**Your assignment**. Type out the data again, word for word and in full.

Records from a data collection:
● ● ● ●

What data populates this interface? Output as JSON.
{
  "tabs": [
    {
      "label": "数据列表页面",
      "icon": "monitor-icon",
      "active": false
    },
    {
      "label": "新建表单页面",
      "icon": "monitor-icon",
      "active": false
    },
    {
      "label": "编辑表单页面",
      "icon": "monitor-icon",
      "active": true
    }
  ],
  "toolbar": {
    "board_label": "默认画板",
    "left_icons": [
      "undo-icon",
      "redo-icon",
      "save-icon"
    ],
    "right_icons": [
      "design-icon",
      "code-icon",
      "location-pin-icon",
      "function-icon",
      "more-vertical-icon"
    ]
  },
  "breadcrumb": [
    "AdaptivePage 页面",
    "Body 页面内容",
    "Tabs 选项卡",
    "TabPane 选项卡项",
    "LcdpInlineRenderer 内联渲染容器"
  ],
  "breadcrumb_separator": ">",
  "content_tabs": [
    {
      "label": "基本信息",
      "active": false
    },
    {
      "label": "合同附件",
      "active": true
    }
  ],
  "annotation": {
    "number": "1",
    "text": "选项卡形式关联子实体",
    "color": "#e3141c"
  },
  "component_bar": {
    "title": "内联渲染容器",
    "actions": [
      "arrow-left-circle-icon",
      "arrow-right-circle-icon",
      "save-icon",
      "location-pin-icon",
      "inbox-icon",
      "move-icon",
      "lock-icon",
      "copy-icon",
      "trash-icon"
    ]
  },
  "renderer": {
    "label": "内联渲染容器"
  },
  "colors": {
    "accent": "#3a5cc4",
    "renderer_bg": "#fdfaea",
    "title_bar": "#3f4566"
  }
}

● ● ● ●

**Answer to the problem**.
What data populates this interface? Output as JSON.
{
  "tabs": [
    {
      "label": "数据列表页面",
      "icon": "monitor-icon",
      "active": false
    },
    {
      "label": "新建表单页面",
      "icon": "monitor-icon",
      "active": false
    },
    {
      "label": "编辑表单页面",
      "icon": "monitor-icon",
      "active": true
    }
  ],
  "toolbar": {
    "board_label": "默认画板",
    "left_icons": [
      "undo-icon",
      "redo-icon",
      "save-icon"
    ],
    "right_icons": [
      "design-icon",
      "code-icon",
      "location-pin-icon",
      "function-icon",
      "more-vertical-icon"
    ]
  },
  "breadcrumb": [
    "AdaptivePage 页面",
    "Body 页面内容",
    "Tabs 选项卡",
    "TabPane 选项卡项",
    "LcdpInlineRenderer 内联渲染容器"
  ],
  "breadcrumb_separator": ">",
  "content_tabs": [
    {
      "label": "基本信息",
      "active": false
    },
    {
      "label": "合同附件",
      "active": true
    }
  ],
  "annotation": {
    "number": "1",
    "text": "选项卡形式关联子实体",
    "color": "#e3141c"
  },
  "component_bar": {
    "title": "内联渲染容器",
    "actions": [
      "arrow-left-circle-icon",
      "arrow-right-circle-icon",
      "save-icon",
      "location-pin-icon",
      "inbox-icon",
      "move-icon",
      "lock-icon",
      "copy-icon",
      "trash-icon"
    ]
  },
  "renderer": {
    "label": "内联渲染容器"
  },
  "colors": {
    "accent": "#3a5cc4",
    "renderer_bg": "#fdfaea",
    "title_bar": "#3f4566"
  }
}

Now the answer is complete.